Monday, June 29, 2009

KC Sunset

KC Sunset
Originally uploaded by jstevewhite

Many of the most interesting outdoors photographs you've seen in magazines all your life were shot in the hours of dawn +/-1 hr and dusk +/- 1 hr. There are a few reasons for this. For nature photographers, it's a requirement; many - even most - animals are most active during those two time slices. Fortunately, those hours also provide the most interesting light.

That's why, when you watch documentaries about, say, the Sports Illustrated Swimsuit Edition, you see them rousting the models at 4:00 am and getting them ready to shoot. When the sun lights up the sky from low angles and makes gorgeous clouds and colors, you get the "golden hour"; the whole sky becomes your softbox, and that pink/gold cast that we see periodically is simply magical for images.

So Saturday we had storms around KC, and I've been wanting to catch the city, lit up by the low-angle sunlight, against dark, glowering clouds for some time, so I set out to do so. Left the house at 7:30-ish and drove down to the city, looking for places to shoot from. What I discovered is that most of the clear view locations from where I'd remembered seeing the images I wanted to capture were in the middle of highways or streets. Obviously, in retrospect. What I discovered is that vehicular scouting for locations with a certain view is frustrating and not very productive. I finally got a couple of semi-decent shots - not what I'm looking for, yet , but sorta ok - standing in the middle of Main Street at 30th or so.

Anyway, after I gave up on that particular task because I was having zero luck, I was driving home. I happened to see the shot above, and couldn't resist. The couple on the bridge spoke to me - "Pretty cool, ain't it?" and then went back to watching the sunset. I couldn't resist getting a couple of shots with the couple in-frame. I wish the phone lines hadn't been there, though.

Sunday, June 21, 2009

New Baubles

So I got my old Pentax-M macro sold on ebay, and made a profit on it. I took that money and a little bit more and bought the Samsung Schneider-Kreuznach D-Xenon 100mm Macro for Samsung and Pentax DSLRs - which is a re-badged Pentax D-FA lens. I couldn't wait to try it out.

What I discovered right away is that 1:1 isn't for wimps. If
you're going to work with magnifications that high, you just about have to have a tripod or a flash. So I continued my search for a
ringlight that 1) didn't suck, and 2) didn't cost $450. I got lucky at
one of the few good photography stores in the area - Overland Photo in Overland Park, KS - and picked up an old Lester Dine
ringlight for $40. It's got the Minolta TTL module, but works f
ine in "manual" mode, which gives about f16 @100 ISO. Add a 49-52 step up ring and I was in business.

So I strapped the 100mm Macro onto my K20D, screwed on Lester's ringlight (Wikipedia tells me he invented the ringlight... learn something new every day) and went in search of interesting bugs and other small things.

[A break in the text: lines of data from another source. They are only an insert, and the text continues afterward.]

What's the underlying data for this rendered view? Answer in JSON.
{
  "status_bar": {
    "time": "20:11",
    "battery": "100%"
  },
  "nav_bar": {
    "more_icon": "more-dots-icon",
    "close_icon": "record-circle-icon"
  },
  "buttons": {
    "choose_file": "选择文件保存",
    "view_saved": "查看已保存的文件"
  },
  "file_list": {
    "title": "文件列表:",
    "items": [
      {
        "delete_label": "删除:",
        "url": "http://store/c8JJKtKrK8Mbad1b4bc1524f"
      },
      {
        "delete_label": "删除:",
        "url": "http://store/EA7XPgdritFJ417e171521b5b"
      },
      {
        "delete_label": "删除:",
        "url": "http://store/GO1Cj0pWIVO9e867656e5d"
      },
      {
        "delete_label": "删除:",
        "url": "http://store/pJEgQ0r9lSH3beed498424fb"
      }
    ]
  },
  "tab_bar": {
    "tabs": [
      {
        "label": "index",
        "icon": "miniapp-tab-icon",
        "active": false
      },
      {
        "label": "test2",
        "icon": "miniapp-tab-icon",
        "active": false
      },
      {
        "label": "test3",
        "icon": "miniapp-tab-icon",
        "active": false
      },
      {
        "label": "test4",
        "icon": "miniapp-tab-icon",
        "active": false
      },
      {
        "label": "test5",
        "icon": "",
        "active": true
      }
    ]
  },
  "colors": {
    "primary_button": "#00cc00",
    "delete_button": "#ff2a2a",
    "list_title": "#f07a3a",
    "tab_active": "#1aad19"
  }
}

The most interesting thing I found, I flubbed the exposure on. I'm going to post it here anyway - I'm hoping someone knows what the heck it is. It's so counter to expectations that I'm left baffled and fairly speechless. It flew up and landed on the leaf I was looking at, and at first I thought it was a bit of fluff, but it turned out to be a bug. With fur or something:
What IS it?
What in the world IS that thing? I've seen a lot of funny lookin' critters, but this takes the cake. It's so bizarre that I'm inclined to think it's sick, perhaps a lacewing with a fungal infection or something - which gives me the shudders.

A little more wandering turned up this gorgeous little beetle - he's all metallic and shiny gold, like he was a clockwork insect of some sort. A Steampunk Beetle, maybe. My daughter said it lookes like you can see gears and stuff through his shell:
Twenty-Four Karat

I love shooting macro images. The ringlight works, and makes it possible for me to get handheld images of these guys rather than lugging a tripod everywhere, but I am afraid that I'm going to have to figure out a way to adjust the power of the flash (so I can balance it with daylight) or just use a tripod. I like my hands-free and crazy technique that allows me to chase bugs with abandon, and I hate the idea of giving it up to be tied down to a huge hunk of metal that holds up the camera, but the image is king. If I have to, I will.